Meryl Streep echoed this sentiment when she introduced Emma Thompson at the National Board of Review Awards in 2014, where the actor was honoured for her portrayal of PL Travers in the Disney film, Saving Mr Banks.
“Some of [Walt Disney’s] associates reported that Walt Disney didn’t really like women,” she said.
“Ward Kimball, who was one of his chief animators, one of the original ‘Nine Old Men’, creator of the Cheshire Cat, the Mad Hatter, Jiminy Cricket, said of Disney, ‘He didn’t trust women, or cats’.”
Referencing the rejection letter, she stated: “It must have killed [Disney] to encounter a woman, an equally disdainful and superior creature, a person dismissive of his own considerable gifts and prodigious output and imagination.”
Four years after the letter was dated, Disney went on to hire their first female illustrator, Retta Scott, who was credited for her work on the Disney classic, Bambi in 1942.
This new attitude towards female employees continued, albeit on a small scale when US troops were deployed to fight in World War Two, and women like Mary were called upon to use their skills to take up the vacant posts of their male counterparts.

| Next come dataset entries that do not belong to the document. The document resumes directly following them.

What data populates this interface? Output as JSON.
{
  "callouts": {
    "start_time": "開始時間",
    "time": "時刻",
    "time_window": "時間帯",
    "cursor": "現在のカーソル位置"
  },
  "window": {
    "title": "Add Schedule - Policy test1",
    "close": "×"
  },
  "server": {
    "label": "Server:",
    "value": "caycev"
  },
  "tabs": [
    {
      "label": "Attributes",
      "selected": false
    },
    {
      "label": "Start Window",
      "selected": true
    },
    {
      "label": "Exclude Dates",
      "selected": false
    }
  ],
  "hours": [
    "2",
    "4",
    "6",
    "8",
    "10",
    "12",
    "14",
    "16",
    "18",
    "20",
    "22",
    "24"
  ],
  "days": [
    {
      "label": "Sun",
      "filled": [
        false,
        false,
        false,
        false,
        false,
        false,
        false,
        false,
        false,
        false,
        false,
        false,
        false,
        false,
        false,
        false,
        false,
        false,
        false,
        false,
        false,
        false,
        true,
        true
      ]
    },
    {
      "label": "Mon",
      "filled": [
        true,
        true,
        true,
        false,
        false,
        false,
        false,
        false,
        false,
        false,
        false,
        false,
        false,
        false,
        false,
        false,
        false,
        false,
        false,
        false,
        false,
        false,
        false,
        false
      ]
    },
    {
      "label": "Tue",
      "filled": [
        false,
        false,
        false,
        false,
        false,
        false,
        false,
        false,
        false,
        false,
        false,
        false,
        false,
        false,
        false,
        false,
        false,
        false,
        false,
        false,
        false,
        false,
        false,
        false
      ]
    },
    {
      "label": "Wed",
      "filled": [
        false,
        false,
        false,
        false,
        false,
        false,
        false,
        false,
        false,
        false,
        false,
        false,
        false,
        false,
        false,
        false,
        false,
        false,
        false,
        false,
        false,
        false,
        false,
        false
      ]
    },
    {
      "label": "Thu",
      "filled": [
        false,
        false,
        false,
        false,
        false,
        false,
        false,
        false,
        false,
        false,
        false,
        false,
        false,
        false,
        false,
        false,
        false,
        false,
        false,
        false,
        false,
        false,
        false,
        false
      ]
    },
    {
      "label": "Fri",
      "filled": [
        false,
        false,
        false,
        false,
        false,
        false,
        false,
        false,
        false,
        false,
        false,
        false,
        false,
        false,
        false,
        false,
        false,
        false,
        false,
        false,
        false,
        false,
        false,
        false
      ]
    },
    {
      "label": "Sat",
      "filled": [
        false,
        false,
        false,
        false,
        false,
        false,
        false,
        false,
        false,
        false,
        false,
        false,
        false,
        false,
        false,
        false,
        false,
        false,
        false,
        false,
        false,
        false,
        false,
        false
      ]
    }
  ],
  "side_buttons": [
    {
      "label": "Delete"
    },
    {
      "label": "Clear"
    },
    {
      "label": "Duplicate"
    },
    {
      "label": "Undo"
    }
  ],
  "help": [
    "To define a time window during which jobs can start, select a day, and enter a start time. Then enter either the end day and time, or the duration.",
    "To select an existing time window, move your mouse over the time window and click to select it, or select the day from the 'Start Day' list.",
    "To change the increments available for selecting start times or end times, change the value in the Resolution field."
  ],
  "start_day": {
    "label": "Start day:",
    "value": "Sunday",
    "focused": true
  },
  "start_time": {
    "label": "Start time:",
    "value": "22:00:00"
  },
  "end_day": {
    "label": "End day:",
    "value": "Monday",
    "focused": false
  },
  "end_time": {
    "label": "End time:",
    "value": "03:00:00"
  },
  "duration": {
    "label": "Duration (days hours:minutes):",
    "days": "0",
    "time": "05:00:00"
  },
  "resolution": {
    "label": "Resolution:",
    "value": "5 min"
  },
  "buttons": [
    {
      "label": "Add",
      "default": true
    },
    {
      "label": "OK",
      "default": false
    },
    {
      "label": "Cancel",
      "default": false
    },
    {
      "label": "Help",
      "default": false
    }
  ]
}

While we've certainly come a long way, it's stunning to consider all the women whose talent never made it onto our screens.